To read the complete article, see: Canada Introduces Line of Cryptid Coins That Are Way Cooler Than U.S. State Quarters (www.geekosystem.com/canadian-cryptid-coins/)
I had to visit the Royal Canadian Mint web site to see if this was a hoax, but apparently the coins are for real even if the subjects are not. -Editor
To buy the Sasquatch coin , see:
25-Cent Coloured Coin - Sasquatch (2011)
Last week a reader requested numismatic jokes. Here are a few. -Editor
John Dirnbauer writes:
Guy walks into a bar and orders twelve shots of Tequila. Bartender lines 'em up. Guy starts to quickly shoot 'em down. Bartender says "hey buddy, slow down . . . what's the hurry? Guy says "if you had what I have, you'd drink 'em fast too." Bartender says "what do you have?" Guy says " 75 cents."
Gosia Fort writes:
My most favorite joke of all is the old Polish numismatic joke. My problem is how to translate the humor based on the play of words. And even if I live up to the linguistic challenge, will it be still funny today when Polish currency is strong while the joke refers to its worthlessness? Anyway since I cannot concentrate on work and I keep thinking about how to preserve the gist of this joke in translation, here it is:
Pete Smith writes:
There are a couple of websites with coin collecting jokes. I didn't think any of them were funny. I do recall one that I thought was funny thirty-five years ago.
Did you know that 64 Kennedy Halves are now worth thirty-two dollars?
Maybe you had to be there.
Maybe if you wait long enough, there will be nothing funny about it anymore. -Editor

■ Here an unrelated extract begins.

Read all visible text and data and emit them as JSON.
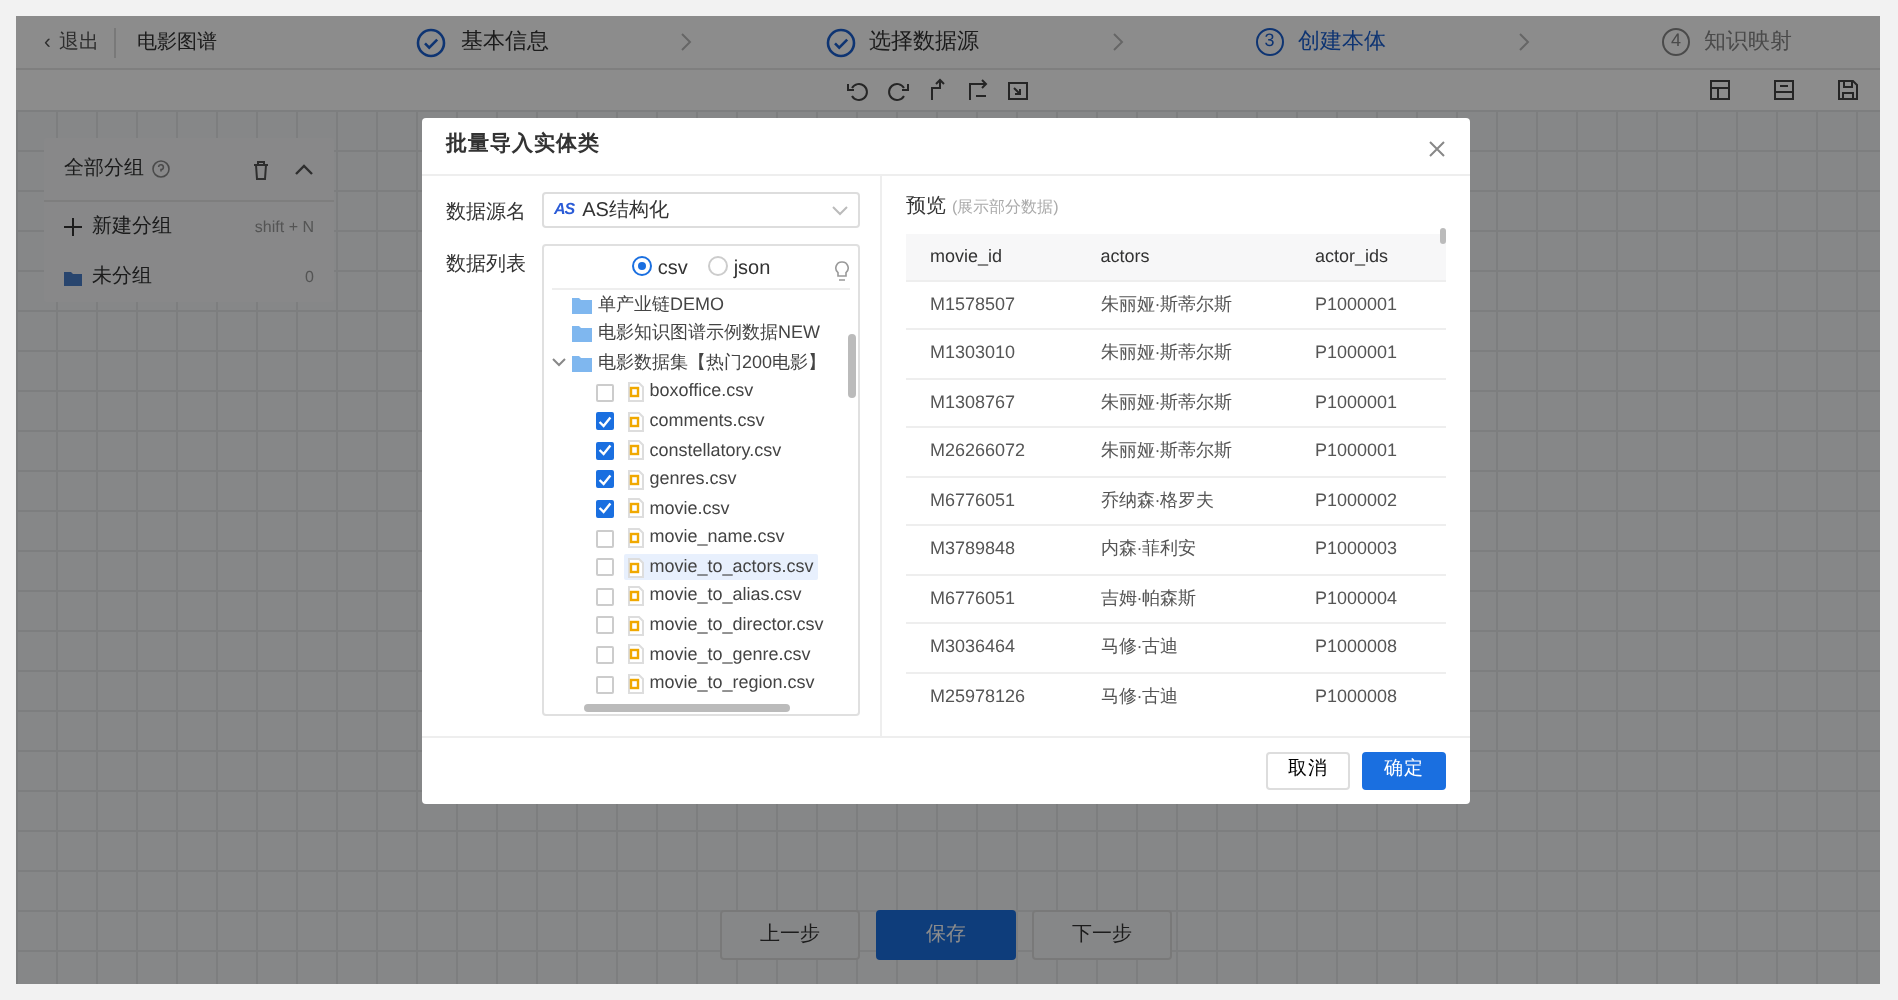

The word dollar is not unique to the United States, nor was it first used here. James VI of Scotland struck a 30-shilling coin between 1567 and 1571 generally called the Sword Dollar due to his depiction on the obverse holding a sword. The Double Merk of 1578 is called the Thistle Dollar. Charles II of England (1660-1685) struck a dollar denomination coin for Scotland. Fractional denominations were in half, quarter, eighth and sixteenth dollar denominations. Spain issued crown size silver coins in the denomination of 8 reales. Spanish colonial American Mints struck silver mined in Central and South America into 8 reales and smaller denominations, most of the coins shipped back to Spain. The 8-reales coins not exported to Spain were used in local commerce in the New World, some of them eventually arriving in the English colonies along the Atlantic coast.